This book develops a notion of differences and 'otherness' beyond hegemonic and hierarchical thinking as represented by the legacies of Western philosophical and political thought.
In doing so, it relates to the phenomenological discourse of the twentieth century, especially to Georg Simmel, Alfred Schütz, Emmanual Lévinas, and Jacques Derrida, and drafts our understanding of difference as a genuine human experience of a social and political world that is in motion and transformative, rather than static and predictable. On this basis of temporalized ontology and its normative consequences, differences are drafted as a positive social and political force and as powerful capacities of transformation and change. In practical terms, this understanding is most important for our theorizing and acting upon peace, peace-building, and conflict solution. Differences now appear not as obstacle to peace and reconciliation, but as lively and constructive articulations of 'otherness' and as a positive power of transformation, emancipation, and change.
This book will be of interest to students of international relations, philosophy and political theory.
Table of Contents
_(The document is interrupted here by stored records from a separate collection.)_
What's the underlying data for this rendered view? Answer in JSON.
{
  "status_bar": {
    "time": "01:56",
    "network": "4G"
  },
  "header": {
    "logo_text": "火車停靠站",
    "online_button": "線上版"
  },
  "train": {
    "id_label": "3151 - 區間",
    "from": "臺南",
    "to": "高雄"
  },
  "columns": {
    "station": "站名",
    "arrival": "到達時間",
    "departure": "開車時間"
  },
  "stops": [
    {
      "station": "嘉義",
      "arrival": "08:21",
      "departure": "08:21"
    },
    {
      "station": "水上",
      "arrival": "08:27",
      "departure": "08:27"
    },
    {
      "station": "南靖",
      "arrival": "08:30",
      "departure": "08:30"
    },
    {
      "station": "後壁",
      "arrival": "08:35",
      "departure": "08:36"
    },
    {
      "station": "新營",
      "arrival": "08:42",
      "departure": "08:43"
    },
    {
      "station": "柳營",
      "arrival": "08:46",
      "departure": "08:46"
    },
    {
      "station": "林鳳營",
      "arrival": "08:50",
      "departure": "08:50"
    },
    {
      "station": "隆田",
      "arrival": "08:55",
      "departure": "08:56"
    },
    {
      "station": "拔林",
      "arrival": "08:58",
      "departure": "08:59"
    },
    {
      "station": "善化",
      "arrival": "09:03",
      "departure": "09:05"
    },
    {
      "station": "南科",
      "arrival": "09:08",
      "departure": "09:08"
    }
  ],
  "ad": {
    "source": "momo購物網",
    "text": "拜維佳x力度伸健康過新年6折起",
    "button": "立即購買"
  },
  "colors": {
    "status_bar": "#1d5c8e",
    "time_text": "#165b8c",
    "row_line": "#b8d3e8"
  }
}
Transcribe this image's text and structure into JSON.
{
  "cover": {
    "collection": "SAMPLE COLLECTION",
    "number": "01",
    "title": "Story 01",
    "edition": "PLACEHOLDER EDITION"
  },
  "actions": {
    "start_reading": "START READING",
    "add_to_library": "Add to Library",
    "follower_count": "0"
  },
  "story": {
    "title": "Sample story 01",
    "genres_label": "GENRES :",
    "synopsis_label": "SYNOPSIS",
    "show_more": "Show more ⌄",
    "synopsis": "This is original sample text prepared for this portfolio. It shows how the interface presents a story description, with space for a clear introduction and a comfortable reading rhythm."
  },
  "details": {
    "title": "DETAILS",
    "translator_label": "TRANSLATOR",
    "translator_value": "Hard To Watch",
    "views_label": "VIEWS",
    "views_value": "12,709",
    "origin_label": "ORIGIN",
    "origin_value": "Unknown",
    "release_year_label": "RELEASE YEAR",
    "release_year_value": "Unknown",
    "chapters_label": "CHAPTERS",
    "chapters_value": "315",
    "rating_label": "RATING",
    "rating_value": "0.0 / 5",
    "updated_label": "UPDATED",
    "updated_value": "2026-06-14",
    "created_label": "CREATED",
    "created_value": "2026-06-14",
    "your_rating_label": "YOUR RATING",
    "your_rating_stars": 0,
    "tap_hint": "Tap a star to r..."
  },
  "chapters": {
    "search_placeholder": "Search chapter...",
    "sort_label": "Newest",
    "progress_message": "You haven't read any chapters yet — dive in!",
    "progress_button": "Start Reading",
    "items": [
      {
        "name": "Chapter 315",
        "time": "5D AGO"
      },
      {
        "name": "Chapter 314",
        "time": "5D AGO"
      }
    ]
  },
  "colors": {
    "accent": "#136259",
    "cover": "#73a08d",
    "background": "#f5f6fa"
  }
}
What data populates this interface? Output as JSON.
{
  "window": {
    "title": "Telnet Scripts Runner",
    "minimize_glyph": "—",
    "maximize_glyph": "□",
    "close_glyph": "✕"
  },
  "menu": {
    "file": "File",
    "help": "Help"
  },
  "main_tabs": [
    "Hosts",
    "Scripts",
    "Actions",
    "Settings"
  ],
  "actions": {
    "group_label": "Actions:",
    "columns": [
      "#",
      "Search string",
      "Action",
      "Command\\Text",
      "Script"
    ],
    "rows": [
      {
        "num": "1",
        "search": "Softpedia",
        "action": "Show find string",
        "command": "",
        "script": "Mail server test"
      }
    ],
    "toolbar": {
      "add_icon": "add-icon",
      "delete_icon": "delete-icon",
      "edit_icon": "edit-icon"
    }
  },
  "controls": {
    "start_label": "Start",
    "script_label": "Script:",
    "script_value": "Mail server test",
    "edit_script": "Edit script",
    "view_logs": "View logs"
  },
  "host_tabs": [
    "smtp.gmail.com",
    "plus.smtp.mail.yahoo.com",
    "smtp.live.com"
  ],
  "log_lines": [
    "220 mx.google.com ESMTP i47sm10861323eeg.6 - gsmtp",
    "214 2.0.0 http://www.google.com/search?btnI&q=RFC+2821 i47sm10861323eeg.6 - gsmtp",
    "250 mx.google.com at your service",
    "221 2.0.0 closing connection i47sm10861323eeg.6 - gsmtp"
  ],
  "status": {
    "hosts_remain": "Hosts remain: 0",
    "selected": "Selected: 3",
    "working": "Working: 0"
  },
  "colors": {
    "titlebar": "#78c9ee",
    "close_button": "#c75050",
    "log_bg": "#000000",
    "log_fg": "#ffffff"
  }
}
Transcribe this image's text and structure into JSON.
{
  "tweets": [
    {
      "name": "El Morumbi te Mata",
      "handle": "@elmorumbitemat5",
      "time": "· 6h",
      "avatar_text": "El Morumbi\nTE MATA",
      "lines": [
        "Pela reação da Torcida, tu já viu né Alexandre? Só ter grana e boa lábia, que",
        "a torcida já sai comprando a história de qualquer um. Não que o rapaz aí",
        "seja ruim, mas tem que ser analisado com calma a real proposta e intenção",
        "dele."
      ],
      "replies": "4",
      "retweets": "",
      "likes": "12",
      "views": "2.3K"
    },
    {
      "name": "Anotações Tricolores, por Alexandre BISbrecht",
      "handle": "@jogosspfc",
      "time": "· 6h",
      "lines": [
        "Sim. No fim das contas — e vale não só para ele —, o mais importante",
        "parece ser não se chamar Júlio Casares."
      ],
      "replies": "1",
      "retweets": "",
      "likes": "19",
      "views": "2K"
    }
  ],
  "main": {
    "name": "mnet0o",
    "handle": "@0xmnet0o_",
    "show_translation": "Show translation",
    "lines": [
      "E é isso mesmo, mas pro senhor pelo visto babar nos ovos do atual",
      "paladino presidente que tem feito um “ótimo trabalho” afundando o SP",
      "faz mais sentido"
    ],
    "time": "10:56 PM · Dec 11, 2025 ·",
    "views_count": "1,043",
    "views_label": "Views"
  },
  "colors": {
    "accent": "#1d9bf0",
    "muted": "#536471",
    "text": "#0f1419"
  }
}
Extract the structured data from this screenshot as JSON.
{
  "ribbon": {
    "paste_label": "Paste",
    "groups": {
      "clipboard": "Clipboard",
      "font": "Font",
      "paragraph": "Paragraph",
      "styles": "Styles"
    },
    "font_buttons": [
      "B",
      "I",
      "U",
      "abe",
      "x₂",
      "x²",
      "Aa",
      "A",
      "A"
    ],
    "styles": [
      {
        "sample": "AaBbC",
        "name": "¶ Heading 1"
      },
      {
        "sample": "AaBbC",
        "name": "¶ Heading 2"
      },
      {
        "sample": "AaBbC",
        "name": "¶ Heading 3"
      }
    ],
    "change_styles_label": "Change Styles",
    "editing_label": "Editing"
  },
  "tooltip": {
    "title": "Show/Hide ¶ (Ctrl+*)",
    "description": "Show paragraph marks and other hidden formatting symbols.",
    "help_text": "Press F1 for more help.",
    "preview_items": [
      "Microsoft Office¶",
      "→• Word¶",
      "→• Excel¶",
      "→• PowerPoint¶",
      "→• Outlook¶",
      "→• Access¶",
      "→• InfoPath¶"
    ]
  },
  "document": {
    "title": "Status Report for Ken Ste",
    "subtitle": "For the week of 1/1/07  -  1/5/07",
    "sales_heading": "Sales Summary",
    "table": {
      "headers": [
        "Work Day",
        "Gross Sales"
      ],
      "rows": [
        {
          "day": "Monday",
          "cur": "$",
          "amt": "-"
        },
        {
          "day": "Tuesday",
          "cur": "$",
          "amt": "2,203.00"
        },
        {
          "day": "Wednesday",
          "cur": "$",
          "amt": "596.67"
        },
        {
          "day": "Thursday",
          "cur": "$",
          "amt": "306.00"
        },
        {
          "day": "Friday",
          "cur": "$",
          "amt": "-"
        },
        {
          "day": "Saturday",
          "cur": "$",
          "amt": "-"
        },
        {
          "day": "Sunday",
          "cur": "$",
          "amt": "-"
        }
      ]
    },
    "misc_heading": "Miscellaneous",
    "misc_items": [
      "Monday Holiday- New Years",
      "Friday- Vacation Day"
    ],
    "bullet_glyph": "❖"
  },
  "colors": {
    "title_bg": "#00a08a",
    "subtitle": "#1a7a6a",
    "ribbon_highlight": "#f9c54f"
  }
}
Preface; Acknowledgements; Glossary; Introduction; 1 In Defence of Ontology, 1.1 Introduction, 1.2 From relativism to relationism: on reading and normativity, 1.3 Ontology is not (necessarily) essentialism: on temporality; 2 The Problem of "Otherness" and Modes of Temporality, 2.1 Introduction, 2.2 Western ontologies and the construction of "otherness", 2.3 Searching for thinking difference beyond; 3 Phenomenologies of "Otherness", 3.1 Introduction, 3.2 Being-in-time, transformativity, and sociability; 3.3 ‘Crisis’/’trauma’, the question of beginning, and the permanence of critical exegesis; 4 From E Pluribus unum to Fatemini Pluribus Pluribum, 4.1 Introduction, 4.2 Non-silence and the embrace of differences, 4.3 Western narratives of ‘peace’: a critique, 4.4 Peace as living towards differences; Conclusions: Conditions of the Possibility of Peace; Bibliography; Index
Hartmut Behr is Professor of International Politics at Newcastle University (UK) and specializes in political theory, sociology of knowledge of the discipline of IR, and critical European studies. He is the author of A History of International Political Theory (2010), Entterritoriale Politik (2004), and Einwanderungspolitik im Nationalstaat (1998).
"Difference has become a significant concern of the study of international politics and also in peace and conflict studies. Yet, approaches to understanding or incorporating issues of difference into the analysis of international order have often tended to come to rest on essentialising notions of ethnicity or other forms of identity, which also are relegated to a state of lesser importance than westernised notions of secular citizenship, cosmopolitan toleration, and free-flowing capital. This important book engages with the difficult and necessary task of envisioning peace-with-difference in international politics. Without advances in this area, as Professor Behr outlines, difference is destined to undermine order when instead it might be constitutive of peace."
Prof. Oliver Richmond, University of Manchester, UK
"Hartmut Behr makes a significant contribution to our understanding of the fundamental problems centering around our conventional concept of peace. With the help of phenomenological, anti-essentialist thinkers, he reveals that the concept of peace, as deployed in the Western tradition of political and philosophical thought as well as in international politics, is a hegemonic and imperial concept that suppresses and assimilates difference, thus effacing otherness for the sake of the self. He eloquently invites us on a thrilling but serious journey towards reconceptualizing a non-hegemonic peace that is hospitable to difference."
Takashi Kibe, Professor of Political Theory and Director of the Peace Research Institute, International Christian University, Tokyo, Japan
"Philosophically grounded, Politics of Difference not only produces one of the most compelling critiques of 'imperial peace' and its genealogies, but offers with sustained intellectual vigour an original discourse on the ontology of our times. It is truly a tour de force."
Mustapha Kamal Pasha, Chair in International Politics, Aberystwyth University, UK